DESCRIPTION OF THE TASK – Only lines holding "demogpt" are needed; copy each of them from the data below.

*** EXERCISE MATERIALS ***

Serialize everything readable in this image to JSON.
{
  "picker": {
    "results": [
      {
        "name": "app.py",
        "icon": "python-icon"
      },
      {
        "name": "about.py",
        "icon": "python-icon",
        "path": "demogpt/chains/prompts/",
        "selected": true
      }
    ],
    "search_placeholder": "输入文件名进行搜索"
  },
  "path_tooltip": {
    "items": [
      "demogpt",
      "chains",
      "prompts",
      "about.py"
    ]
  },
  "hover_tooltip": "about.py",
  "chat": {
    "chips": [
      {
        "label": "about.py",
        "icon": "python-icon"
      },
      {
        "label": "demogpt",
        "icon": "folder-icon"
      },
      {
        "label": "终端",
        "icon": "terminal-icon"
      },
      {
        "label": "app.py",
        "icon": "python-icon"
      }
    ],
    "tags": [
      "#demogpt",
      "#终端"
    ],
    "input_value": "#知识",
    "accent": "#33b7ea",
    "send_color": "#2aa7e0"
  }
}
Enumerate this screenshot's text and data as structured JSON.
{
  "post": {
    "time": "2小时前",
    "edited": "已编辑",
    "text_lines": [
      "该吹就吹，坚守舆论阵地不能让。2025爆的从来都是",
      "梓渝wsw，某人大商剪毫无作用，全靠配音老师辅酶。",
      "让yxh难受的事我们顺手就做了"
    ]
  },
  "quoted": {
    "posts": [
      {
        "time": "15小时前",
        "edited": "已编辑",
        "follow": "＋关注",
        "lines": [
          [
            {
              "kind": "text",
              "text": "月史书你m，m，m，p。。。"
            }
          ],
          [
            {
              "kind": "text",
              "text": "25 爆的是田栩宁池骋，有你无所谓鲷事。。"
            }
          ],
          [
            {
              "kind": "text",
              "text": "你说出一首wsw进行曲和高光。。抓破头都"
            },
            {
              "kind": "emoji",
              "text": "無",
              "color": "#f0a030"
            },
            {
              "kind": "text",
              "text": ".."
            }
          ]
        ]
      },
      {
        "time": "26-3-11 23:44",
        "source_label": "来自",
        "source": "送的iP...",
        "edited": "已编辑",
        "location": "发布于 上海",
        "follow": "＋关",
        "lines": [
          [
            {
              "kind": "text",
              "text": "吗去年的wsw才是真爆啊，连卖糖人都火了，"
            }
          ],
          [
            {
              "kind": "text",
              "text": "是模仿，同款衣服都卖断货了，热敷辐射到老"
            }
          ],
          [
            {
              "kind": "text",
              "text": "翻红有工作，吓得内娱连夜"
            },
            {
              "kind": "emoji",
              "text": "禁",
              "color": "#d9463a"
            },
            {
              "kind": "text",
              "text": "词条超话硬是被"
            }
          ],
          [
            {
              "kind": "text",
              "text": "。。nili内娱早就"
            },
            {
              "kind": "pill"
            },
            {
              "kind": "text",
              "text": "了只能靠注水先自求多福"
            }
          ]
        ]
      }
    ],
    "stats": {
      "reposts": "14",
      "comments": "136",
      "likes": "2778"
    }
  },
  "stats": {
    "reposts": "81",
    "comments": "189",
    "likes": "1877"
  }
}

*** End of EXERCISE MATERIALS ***

WRITTEN SOLUTION –
        "path": "demogpt/chains/prompts/",
      "demogpt",
        "label": "demogpt",
      "#demogpt",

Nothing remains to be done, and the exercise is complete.